━━ Source material
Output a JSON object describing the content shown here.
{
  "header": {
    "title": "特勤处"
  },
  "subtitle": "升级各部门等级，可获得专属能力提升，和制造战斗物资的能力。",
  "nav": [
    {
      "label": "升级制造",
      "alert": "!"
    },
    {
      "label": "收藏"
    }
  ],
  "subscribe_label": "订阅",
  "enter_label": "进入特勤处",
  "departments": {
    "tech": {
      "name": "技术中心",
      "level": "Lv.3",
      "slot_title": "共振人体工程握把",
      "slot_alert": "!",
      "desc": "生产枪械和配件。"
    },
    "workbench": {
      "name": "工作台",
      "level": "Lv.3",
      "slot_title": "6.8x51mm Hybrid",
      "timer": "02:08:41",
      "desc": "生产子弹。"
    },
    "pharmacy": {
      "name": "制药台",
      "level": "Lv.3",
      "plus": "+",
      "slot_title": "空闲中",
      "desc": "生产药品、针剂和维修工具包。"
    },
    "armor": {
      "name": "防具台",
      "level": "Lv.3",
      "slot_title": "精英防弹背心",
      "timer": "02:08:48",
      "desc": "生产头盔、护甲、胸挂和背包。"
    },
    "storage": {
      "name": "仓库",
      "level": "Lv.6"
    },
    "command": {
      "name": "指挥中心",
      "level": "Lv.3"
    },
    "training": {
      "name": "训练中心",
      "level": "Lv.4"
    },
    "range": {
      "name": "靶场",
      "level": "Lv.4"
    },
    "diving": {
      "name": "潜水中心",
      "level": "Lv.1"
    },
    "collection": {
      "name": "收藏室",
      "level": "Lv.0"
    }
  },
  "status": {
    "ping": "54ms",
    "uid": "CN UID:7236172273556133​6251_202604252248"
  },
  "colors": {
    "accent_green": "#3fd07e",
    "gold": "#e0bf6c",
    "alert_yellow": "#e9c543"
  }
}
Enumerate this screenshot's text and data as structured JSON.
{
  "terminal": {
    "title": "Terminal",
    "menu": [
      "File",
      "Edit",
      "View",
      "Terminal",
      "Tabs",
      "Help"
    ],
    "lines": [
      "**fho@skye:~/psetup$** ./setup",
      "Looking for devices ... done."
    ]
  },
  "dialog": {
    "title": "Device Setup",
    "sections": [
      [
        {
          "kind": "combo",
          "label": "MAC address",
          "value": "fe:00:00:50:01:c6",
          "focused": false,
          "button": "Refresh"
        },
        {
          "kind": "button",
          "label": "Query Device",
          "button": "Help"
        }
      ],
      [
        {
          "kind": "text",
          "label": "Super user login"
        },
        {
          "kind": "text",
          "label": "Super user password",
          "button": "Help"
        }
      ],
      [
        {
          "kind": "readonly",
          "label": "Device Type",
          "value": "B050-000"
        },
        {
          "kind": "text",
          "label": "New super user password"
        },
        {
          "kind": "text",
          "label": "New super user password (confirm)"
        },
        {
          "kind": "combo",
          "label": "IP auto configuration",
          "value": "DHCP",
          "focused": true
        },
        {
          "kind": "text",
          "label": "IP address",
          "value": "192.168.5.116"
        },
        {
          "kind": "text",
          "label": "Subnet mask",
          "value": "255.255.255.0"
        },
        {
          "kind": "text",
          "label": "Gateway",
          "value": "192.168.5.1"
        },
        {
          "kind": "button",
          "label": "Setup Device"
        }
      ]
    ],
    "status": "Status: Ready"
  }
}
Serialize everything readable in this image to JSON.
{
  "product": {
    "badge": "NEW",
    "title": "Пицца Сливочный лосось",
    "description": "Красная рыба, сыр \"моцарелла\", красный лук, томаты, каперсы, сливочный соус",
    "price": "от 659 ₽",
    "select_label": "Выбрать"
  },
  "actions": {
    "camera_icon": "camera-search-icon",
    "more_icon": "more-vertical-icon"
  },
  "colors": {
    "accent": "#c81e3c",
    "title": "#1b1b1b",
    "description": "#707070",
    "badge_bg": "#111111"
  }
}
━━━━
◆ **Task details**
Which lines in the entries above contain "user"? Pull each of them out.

◆ **Expected output**
          "label": "Super user login"
          "label": "Super user password",
          "label": "New super user password"
          "label": "New super user password (confirm)"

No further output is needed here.